YOUR INSTRUCTIONS> Reproduce each line from the records that holds "Schattendorf".

RECORDS FOR THE EXERCISE Start Marker

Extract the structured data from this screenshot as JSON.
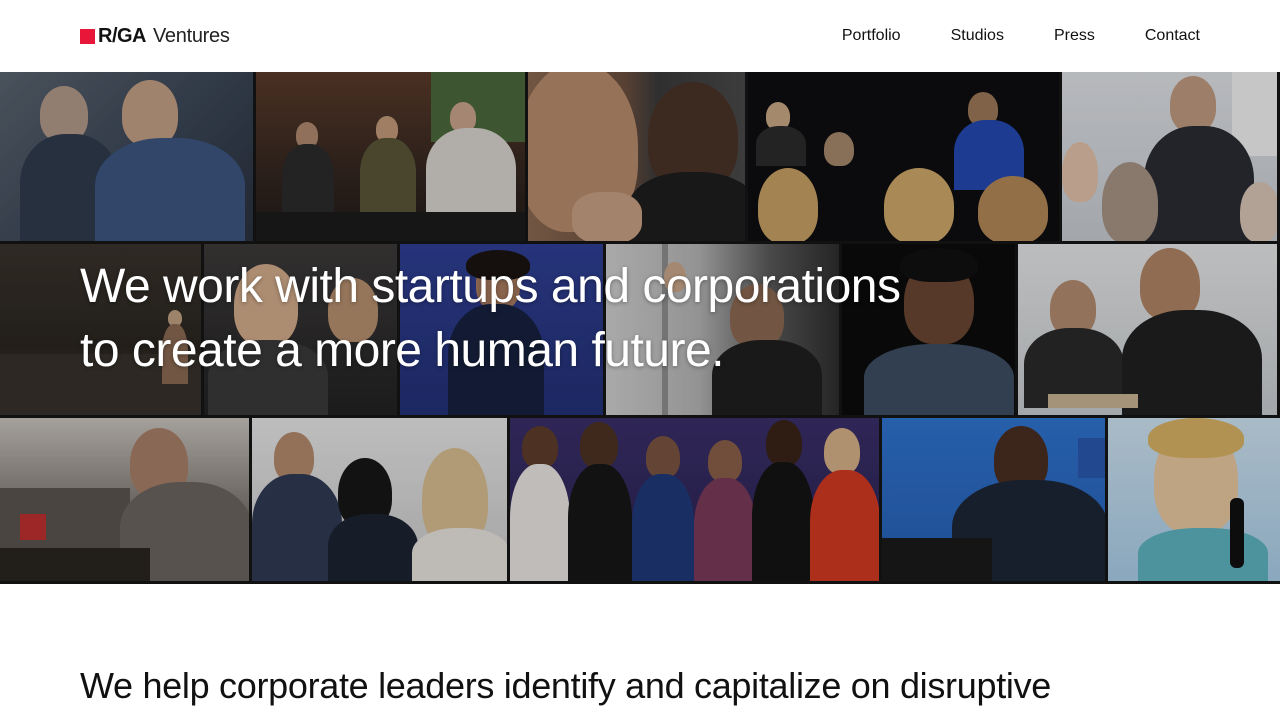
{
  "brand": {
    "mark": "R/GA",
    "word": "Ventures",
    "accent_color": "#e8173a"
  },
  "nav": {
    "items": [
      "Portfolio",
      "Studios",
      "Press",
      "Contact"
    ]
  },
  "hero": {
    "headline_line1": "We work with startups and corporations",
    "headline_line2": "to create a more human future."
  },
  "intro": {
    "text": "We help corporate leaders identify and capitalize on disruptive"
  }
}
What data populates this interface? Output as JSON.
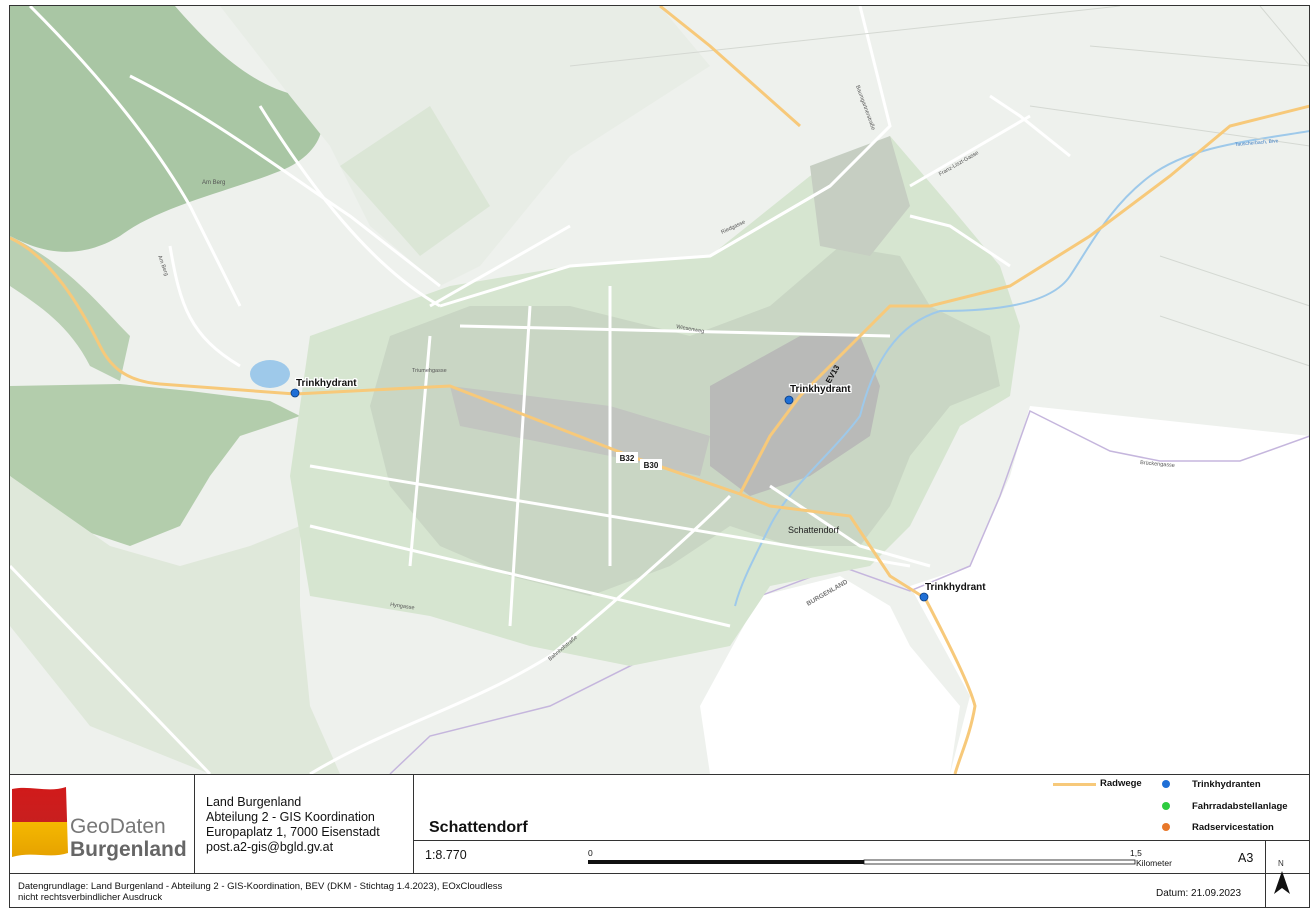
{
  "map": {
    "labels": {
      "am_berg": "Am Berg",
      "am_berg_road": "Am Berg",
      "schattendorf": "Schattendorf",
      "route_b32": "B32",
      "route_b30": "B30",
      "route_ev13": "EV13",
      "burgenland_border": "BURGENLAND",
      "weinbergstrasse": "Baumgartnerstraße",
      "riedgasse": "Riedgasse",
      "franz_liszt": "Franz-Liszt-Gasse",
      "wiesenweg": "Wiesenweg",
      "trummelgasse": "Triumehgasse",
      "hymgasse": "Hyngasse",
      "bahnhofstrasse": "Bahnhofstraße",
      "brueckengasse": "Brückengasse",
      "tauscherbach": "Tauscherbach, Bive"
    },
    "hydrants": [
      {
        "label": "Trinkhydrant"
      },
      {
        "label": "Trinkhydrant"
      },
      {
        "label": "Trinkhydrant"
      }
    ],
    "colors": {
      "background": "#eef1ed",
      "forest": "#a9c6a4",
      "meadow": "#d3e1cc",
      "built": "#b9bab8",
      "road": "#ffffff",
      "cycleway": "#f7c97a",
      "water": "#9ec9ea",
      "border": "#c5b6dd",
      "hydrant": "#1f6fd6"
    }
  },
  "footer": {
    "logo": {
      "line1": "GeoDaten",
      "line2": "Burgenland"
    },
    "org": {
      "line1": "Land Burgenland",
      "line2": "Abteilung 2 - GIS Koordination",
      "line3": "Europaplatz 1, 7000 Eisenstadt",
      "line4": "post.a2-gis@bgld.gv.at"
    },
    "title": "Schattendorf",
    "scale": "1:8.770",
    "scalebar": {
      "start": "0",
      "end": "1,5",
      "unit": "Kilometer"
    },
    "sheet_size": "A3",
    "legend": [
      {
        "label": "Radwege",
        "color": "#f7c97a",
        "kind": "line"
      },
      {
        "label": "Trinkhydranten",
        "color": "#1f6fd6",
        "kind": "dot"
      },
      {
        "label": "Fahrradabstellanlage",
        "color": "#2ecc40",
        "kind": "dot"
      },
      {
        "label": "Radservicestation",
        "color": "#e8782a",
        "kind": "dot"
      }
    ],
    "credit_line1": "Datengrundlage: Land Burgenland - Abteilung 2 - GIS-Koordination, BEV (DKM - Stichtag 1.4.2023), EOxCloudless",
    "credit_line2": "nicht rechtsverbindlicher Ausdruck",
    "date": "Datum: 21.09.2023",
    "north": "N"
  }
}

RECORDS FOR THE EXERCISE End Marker
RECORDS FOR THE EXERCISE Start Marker

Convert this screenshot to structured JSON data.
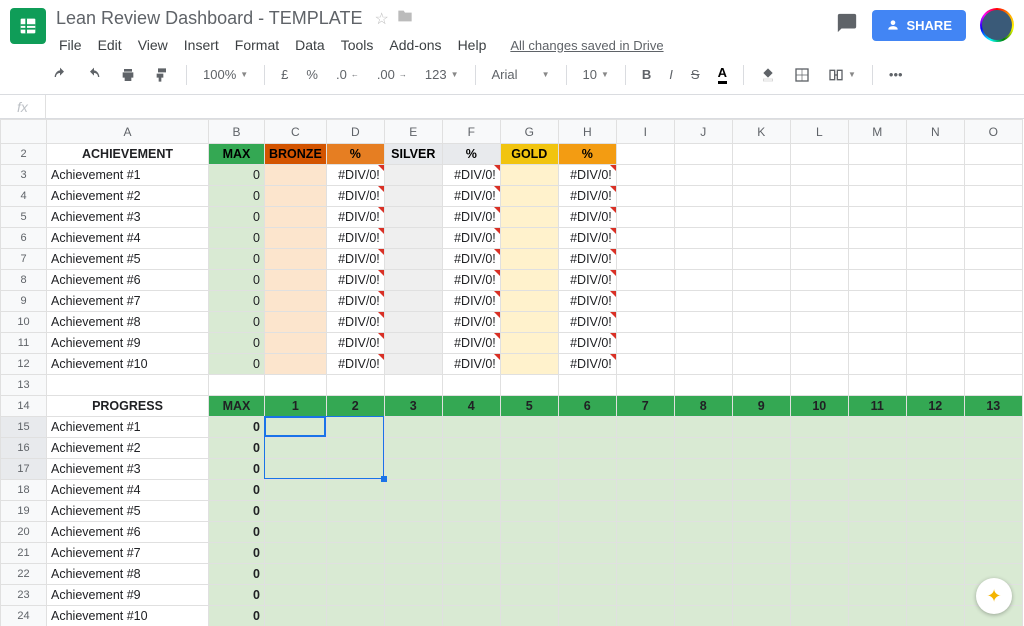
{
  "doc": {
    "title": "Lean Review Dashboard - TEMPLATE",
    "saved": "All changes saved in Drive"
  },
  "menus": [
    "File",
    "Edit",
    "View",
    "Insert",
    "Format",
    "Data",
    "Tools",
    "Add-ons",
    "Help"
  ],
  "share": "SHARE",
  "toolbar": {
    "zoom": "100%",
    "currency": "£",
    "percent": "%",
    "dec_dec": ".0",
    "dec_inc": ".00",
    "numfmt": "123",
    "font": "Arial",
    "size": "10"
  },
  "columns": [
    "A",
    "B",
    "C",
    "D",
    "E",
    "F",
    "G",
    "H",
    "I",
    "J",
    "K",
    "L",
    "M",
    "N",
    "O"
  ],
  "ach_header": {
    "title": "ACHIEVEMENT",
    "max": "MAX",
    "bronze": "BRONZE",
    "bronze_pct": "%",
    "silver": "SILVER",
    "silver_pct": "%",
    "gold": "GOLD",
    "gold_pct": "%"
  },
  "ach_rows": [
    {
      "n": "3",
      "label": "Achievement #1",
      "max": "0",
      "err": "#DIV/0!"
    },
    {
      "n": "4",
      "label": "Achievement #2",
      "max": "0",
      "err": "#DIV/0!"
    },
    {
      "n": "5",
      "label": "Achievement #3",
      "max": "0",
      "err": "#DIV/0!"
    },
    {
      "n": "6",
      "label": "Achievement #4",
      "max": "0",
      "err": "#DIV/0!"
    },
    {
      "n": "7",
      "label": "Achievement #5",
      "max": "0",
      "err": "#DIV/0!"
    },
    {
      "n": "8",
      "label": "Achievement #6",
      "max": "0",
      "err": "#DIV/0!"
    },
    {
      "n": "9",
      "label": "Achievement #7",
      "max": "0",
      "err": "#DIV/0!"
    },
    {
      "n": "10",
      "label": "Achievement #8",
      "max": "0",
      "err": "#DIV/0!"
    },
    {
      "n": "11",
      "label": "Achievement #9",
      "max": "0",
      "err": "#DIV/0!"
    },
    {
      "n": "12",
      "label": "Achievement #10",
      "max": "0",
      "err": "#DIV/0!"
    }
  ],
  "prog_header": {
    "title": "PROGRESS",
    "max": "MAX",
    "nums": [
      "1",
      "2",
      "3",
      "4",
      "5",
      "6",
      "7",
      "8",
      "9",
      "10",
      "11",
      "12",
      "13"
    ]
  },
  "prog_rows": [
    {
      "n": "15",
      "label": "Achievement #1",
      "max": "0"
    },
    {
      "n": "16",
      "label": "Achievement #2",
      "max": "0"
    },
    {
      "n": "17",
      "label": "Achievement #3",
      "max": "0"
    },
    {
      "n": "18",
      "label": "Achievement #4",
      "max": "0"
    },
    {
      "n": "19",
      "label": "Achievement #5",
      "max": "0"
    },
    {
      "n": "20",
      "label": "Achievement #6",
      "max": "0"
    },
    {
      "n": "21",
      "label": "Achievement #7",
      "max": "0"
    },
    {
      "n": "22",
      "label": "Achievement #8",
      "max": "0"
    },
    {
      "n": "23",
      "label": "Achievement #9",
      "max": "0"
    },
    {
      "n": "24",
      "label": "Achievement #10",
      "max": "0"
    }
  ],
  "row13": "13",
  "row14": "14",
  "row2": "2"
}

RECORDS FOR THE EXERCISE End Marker

EXPECTED ANSWER>
      "schattendorf": "Schattendorf",
    "title": "Schattendorf",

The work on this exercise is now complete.